(Problem to work on): Reproduce exactly, from the line containing "Decode this image", every line down to the end of the data below.
━━━ Exercise data
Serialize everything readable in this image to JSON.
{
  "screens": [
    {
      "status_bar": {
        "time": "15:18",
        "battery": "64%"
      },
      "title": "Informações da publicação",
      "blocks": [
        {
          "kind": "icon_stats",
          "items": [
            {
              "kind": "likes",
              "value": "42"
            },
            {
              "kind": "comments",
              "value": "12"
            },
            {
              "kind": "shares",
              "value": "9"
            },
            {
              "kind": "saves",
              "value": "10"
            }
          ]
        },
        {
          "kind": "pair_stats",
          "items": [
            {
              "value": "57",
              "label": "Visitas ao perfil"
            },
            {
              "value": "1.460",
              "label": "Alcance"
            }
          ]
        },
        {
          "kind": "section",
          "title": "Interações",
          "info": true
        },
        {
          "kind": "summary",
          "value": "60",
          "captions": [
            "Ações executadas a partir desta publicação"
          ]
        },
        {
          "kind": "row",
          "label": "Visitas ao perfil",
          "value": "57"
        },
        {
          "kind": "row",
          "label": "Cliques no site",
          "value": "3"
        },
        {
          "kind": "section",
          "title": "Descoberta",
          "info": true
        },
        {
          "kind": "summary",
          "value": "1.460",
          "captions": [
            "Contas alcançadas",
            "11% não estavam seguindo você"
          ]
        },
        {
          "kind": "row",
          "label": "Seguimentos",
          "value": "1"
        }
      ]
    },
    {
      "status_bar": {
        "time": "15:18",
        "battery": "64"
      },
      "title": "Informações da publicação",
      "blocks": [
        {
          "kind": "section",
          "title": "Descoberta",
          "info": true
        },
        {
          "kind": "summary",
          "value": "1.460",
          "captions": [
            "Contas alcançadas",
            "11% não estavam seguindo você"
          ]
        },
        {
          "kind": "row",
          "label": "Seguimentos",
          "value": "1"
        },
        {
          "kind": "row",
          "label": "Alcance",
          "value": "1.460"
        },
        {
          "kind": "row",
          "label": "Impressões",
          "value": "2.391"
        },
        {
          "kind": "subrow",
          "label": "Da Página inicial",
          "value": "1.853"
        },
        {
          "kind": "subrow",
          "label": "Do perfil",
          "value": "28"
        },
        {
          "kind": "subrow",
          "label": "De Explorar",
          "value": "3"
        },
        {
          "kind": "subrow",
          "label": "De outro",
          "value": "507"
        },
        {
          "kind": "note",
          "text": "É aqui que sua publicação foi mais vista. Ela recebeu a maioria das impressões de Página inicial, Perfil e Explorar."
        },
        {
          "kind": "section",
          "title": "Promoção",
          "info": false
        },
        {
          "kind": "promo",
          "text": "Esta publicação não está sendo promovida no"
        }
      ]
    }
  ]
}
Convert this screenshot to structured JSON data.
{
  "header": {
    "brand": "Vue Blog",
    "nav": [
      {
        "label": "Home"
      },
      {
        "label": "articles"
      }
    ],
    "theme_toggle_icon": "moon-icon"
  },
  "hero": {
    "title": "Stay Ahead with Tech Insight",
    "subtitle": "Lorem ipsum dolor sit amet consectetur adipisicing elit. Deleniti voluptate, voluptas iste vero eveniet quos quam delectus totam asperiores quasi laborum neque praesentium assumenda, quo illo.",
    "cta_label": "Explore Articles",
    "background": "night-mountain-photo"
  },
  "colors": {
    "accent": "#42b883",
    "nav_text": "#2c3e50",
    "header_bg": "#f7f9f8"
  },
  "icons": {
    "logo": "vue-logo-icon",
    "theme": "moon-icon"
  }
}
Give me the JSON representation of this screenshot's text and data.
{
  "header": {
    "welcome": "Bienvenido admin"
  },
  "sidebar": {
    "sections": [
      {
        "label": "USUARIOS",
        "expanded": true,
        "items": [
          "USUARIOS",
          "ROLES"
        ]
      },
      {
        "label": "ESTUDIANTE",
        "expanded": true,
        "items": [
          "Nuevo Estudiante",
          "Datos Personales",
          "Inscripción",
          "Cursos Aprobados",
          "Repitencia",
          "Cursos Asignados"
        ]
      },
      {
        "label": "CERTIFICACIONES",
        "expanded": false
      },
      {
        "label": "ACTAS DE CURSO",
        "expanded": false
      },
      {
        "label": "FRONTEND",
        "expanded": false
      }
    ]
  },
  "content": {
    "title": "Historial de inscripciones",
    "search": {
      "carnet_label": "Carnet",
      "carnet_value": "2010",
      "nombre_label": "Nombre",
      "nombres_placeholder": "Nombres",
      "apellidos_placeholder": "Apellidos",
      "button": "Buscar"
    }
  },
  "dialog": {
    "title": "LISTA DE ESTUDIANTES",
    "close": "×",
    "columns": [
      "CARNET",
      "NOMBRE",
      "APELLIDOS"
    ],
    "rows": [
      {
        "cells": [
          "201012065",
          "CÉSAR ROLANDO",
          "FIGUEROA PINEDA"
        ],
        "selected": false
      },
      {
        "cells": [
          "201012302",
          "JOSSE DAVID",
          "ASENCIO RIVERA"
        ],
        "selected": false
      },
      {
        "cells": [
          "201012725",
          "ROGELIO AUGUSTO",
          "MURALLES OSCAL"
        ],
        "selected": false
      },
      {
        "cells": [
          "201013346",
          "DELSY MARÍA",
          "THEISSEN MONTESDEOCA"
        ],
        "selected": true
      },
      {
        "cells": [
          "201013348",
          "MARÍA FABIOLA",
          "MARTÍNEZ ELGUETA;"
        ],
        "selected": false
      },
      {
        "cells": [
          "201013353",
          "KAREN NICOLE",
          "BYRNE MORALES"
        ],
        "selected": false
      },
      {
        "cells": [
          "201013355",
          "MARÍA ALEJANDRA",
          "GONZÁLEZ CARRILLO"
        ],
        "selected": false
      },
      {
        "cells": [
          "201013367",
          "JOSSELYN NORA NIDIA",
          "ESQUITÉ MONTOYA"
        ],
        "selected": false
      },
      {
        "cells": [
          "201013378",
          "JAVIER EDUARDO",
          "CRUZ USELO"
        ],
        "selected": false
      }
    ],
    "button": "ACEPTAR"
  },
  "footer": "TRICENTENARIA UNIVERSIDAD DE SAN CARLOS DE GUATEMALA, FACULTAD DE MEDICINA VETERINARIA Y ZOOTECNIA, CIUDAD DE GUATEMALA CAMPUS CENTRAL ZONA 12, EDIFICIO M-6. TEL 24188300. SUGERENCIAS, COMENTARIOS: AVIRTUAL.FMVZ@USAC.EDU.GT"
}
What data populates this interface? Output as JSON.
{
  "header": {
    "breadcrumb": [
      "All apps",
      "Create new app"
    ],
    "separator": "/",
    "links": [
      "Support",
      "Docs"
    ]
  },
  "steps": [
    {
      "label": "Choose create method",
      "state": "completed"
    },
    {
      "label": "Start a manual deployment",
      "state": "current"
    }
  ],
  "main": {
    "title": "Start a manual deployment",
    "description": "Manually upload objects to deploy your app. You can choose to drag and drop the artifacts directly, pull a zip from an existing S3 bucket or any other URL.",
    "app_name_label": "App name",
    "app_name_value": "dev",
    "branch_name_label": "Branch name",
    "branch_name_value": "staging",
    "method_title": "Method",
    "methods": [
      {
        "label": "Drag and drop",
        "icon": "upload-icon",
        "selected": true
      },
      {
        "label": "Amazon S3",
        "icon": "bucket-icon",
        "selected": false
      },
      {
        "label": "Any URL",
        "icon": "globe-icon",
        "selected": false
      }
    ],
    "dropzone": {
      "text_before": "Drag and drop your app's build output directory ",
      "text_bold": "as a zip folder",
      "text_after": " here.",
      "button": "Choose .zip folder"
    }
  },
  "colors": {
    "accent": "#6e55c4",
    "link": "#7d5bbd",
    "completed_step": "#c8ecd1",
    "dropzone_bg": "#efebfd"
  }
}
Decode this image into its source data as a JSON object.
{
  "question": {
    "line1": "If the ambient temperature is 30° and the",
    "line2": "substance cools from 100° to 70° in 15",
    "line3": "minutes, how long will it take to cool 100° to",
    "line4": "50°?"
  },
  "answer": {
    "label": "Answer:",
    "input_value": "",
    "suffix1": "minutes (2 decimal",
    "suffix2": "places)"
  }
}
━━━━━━
(Task answer):
Decode this image into its source data as a JSON object.
{
  "question": {
    "line1": "If the ambient temperature is 30° and the",
    "line2": "substance cools from 100° to 70° in 15",
    "line3": "minutes, how long will it take to cool 100° to",
    "line4": "50°?"
  },
  "answer": {
    "label": "Answer:",
    "input_value": "",
    "suffix1": "minutes (2 decimal",
    "suffix2": "places)"
  }
}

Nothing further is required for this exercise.